Summary: Childbirth is the most common reason for hospitalization. Here’s a chart from the federal Healthcare Cost and Utilization Project showing the number of hospital discharges in 2013 for various reasons. The reasons are categorized by ICD-9 code; I collected all the childbirth-related diagnoses from the top 25 discharges at the top of the spreadsheet to show just how many there are.

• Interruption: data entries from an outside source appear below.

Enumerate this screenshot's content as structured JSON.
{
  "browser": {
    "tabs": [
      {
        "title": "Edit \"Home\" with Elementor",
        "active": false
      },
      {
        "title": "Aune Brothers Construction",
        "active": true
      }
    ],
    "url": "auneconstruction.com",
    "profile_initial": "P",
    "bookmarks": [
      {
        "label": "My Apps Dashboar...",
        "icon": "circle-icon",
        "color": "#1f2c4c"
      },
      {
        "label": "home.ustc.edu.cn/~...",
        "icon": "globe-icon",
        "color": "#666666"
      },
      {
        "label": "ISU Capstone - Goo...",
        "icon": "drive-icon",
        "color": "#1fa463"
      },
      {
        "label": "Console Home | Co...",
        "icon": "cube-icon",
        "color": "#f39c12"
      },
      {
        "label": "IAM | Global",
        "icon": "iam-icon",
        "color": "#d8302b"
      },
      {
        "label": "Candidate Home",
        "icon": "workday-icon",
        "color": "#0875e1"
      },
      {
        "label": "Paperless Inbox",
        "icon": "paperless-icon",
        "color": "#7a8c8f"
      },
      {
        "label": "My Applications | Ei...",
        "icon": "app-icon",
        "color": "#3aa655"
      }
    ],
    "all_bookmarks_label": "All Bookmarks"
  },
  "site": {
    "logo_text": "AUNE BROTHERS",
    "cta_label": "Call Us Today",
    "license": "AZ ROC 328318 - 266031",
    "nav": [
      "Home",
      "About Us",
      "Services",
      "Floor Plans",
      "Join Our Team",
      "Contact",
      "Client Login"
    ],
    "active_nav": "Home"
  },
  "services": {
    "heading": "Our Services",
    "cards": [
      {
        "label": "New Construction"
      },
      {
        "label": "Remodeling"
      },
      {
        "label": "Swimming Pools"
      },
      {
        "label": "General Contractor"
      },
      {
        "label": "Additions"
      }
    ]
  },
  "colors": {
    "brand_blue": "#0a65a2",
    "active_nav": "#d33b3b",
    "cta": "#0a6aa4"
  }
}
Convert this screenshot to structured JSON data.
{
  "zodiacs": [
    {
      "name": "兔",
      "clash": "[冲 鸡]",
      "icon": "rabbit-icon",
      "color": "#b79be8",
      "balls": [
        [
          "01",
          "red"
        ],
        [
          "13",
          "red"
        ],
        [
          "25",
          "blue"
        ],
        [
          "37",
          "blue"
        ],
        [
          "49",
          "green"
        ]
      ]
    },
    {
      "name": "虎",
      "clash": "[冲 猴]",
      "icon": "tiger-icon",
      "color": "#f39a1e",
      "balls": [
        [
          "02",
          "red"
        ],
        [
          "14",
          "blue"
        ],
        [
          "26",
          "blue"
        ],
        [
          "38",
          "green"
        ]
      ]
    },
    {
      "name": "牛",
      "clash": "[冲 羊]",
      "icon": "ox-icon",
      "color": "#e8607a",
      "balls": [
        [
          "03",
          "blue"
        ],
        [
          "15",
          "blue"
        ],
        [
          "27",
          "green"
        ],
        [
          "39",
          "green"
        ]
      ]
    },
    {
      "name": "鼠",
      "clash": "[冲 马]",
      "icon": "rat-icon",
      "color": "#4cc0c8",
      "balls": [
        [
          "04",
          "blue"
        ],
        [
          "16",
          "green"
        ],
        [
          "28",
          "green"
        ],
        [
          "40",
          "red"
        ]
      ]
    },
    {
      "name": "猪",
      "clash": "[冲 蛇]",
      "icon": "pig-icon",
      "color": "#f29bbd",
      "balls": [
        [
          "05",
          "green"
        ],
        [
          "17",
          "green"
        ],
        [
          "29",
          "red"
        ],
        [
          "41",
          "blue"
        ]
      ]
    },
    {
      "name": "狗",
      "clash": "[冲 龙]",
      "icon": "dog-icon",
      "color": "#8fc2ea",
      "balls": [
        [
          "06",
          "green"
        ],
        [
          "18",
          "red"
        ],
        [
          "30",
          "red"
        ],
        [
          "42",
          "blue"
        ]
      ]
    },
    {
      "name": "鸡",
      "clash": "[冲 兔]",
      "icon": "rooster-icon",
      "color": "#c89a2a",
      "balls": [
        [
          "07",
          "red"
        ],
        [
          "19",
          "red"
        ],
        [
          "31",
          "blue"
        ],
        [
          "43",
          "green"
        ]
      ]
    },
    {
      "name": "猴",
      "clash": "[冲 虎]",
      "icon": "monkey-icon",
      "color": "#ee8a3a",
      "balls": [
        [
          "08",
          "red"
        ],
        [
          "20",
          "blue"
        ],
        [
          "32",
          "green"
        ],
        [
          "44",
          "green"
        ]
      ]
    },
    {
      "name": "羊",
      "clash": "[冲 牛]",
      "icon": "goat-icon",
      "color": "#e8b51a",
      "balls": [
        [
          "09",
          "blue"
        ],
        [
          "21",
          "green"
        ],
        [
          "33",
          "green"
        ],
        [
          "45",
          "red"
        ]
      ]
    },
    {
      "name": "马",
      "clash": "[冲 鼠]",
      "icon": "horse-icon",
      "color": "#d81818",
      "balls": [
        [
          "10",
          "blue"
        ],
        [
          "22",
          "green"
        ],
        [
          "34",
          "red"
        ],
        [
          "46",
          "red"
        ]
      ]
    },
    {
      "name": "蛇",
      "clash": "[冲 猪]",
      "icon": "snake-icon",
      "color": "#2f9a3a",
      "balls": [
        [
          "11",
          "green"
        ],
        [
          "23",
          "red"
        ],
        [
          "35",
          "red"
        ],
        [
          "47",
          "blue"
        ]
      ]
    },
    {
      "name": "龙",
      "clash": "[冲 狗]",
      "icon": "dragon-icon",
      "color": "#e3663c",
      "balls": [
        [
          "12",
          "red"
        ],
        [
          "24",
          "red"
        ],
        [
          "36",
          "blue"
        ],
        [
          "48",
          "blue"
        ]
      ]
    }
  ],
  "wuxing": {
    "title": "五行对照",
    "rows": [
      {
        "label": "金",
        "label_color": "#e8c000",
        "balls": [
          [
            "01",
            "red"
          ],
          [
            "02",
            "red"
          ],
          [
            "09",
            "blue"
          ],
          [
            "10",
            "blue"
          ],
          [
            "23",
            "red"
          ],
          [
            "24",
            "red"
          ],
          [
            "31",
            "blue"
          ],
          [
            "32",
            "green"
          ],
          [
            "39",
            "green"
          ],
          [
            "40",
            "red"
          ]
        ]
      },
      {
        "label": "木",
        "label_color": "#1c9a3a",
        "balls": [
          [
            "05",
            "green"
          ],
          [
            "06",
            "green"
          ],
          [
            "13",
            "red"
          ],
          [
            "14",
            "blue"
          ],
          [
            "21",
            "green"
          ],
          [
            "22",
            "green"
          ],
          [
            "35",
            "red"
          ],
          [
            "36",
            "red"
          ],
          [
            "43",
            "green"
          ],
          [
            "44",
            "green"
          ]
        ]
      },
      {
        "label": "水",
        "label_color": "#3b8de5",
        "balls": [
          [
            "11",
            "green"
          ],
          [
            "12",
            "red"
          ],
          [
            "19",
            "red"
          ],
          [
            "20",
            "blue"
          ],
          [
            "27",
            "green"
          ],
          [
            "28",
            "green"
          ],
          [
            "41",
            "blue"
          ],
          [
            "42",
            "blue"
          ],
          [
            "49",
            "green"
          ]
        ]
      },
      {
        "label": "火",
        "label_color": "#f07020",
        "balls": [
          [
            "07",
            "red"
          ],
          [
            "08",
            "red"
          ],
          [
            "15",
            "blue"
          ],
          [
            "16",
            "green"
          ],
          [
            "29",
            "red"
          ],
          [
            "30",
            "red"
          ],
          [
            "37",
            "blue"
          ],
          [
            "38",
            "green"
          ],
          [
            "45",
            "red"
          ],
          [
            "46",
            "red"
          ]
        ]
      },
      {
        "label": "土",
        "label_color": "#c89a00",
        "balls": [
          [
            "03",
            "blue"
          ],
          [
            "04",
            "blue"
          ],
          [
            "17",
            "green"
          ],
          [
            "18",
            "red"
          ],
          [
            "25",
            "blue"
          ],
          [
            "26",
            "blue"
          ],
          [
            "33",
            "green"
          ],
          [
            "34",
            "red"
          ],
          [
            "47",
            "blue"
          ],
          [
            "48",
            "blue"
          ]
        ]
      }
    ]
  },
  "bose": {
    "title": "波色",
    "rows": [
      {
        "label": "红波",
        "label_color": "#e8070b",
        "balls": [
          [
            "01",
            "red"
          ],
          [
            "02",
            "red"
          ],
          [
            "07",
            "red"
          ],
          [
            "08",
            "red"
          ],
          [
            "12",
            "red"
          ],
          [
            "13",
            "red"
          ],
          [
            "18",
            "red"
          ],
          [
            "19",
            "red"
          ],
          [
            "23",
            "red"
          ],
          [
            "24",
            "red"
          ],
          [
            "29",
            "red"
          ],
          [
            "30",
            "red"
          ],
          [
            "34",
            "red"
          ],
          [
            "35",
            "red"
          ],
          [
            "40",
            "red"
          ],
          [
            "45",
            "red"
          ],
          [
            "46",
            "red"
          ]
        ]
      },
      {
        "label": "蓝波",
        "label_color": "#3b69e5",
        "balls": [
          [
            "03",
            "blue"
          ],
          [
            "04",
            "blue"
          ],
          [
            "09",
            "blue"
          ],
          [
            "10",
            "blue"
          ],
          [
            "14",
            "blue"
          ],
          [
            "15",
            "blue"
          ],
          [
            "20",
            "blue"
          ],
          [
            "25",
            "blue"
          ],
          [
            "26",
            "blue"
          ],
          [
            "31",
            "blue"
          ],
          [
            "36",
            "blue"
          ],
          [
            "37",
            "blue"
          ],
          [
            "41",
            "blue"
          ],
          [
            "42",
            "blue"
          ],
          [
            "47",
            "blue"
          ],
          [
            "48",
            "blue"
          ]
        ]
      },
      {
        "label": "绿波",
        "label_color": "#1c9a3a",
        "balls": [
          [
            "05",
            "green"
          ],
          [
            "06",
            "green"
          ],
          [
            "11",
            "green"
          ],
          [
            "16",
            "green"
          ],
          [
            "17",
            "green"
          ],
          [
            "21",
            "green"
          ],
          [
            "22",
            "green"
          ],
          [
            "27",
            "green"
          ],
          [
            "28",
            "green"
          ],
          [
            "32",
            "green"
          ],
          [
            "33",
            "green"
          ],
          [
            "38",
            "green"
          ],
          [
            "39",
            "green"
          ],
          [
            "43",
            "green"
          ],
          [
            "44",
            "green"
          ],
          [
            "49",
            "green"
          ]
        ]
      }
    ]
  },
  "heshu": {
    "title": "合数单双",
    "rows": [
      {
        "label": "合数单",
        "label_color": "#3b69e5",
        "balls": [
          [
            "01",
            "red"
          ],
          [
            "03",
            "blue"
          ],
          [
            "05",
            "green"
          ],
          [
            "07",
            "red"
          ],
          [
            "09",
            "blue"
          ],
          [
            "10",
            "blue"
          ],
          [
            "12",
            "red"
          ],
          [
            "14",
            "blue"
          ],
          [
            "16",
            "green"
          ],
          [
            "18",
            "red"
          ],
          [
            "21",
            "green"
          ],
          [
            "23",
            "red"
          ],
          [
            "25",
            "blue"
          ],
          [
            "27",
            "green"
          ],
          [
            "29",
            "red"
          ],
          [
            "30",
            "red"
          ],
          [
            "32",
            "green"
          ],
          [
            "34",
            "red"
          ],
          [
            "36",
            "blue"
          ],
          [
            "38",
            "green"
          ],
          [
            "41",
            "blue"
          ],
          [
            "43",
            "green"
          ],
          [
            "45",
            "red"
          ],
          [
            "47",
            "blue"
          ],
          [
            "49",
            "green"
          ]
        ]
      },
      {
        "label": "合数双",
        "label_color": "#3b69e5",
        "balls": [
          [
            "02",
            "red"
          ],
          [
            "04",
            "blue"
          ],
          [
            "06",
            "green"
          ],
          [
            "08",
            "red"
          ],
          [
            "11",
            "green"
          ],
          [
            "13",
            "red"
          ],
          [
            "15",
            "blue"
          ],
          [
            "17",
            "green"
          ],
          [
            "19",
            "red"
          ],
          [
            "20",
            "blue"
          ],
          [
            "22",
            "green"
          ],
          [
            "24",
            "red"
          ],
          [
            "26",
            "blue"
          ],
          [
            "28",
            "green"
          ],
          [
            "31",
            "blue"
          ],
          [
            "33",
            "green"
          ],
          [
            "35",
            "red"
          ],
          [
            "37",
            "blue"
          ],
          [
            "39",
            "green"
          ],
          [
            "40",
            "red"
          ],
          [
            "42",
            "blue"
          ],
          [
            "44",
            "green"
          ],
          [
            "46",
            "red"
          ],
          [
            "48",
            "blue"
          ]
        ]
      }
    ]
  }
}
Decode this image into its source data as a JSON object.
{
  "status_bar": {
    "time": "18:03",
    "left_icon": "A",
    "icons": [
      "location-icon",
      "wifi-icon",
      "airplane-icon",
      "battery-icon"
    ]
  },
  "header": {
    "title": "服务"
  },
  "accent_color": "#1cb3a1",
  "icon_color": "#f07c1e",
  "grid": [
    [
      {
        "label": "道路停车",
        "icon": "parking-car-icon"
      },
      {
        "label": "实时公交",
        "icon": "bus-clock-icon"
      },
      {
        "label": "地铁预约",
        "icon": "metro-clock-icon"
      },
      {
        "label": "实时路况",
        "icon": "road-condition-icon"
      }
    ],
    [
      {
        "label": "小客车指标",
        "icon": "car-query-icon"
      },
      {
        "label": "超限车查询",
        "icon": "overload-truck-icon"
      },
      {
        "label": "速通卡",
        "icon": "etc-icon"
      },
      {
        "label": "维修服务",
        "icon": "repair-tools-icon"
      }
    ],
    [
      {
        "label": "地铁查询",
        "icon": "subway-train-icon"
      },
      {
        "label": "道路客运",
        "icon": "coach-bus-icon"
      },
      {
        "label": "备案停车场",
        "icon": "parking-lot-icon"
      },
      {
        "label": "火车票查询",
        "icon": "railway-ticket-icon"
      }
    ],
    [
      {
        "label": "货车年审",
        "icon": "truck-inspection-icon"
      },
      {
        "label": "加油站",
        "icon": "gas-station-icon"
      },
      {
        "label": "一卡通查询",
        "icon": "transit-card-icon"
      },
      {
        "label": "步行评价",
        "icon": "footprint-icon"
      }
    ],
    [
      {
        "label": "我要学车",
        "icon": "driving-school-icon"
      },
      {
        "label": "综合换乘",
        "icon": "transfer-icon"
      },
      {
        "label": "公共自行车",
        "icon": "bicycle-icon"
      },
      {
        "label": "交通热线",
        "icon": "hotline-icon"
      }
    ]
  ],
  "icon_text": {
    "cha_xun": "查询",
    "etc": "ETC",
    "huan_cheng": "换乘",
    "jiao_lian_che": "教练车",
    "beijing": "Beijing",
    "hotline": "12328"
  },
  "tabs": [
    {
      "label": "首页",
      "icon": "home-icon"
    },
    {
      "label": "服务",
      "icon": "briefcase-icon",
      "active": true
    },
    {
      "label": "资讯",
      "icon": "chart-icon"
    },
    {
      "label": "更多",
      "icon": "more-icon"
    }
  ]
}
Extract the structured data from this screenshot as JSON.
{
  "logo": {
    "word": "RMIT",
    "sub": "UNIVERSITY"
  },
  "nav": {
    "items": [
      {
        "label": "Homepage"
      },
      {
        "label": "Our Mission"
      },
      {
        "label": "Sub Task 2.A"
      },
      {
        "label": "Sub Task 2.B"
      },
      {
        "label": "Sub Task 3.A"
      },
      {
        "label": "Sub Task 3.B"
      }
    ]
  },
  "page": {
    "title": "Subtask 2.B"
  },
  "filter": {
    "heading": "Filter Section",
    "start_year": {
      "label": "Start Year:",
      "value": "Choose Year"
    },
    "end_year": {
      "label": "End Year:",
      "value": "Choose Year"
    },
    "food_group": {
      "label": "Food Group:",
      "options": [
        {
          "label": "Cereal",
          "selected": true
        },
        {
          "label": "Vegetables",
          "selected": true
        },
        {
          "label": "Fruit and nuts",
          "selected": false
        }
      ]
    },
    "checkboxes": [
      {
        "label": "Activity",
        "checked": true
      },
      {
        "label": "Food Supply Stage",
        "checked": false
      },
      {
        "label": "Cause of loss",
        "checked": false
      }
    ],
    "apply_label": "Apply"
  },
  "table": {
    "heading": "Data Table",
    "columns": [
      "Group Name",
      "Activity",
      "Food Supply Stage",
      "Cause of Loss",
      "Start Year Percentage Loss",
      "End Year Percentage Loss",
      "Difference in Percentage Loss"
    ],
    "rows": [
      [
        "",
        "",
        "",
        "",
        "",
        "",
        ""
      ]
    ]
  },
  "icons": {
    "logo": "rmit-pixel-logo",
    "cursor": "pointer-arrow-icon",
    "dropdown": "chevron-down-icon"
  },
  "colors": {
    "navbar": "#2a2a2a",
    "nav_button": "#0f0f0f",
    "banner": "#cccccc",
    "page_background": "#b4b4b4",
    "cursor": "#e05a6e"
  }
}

Summary: “Health insurance can be confusing. Take the Affordable Care Act…. Health insurance companies spent a lot of money lobbying to make sure they’d profit from the eventual system,” David Belk writes over at the Huffington Post. “They were so successful, in fact, that a frequent criticism of Obamacare is that it’s just a ‘giveaway to the health insurance industry.’ Yet, one of the major emerging challenges to Obamacare is that health insurance companies are now reluctant to participate. In fact, they’ve even spent millions of dollars trying to defeat the ACA. So, why are they opposing this supposed gift to them? You could try asking the insurance companies, but don’t expect a clear answer from them. Creating confusion appears to be part of their business model. Still, most of the big health insurance companies file financial statements each year, and these financial statements can give us clues that might explain their behavior. Before we jump into their financial statements, let’s first take a moment to understand the insurance business. Insurance is a bet you make with a large company that something bad will happen to you. It’s a strange bet, because both you and the company hope you’ll lose. Just to make sure you’ll lose, insurance companies hire high-priced financial talent to guarantee their odds of winning; they know exactly how to rig the game. So imagine my surprise when I started analyzing insurance company financial records and found that the big insurance companies have spent years getting out of the commercial health insurance business. This explains why they’re rejecting Obamacare: it turns out the last thing they really wanted was millions of new commercial customers to insure.” David Belk, “The Obamacare Paradox: The Real Reason Health Insurance Companies Don’t Like the ACA,” The Huffington Post.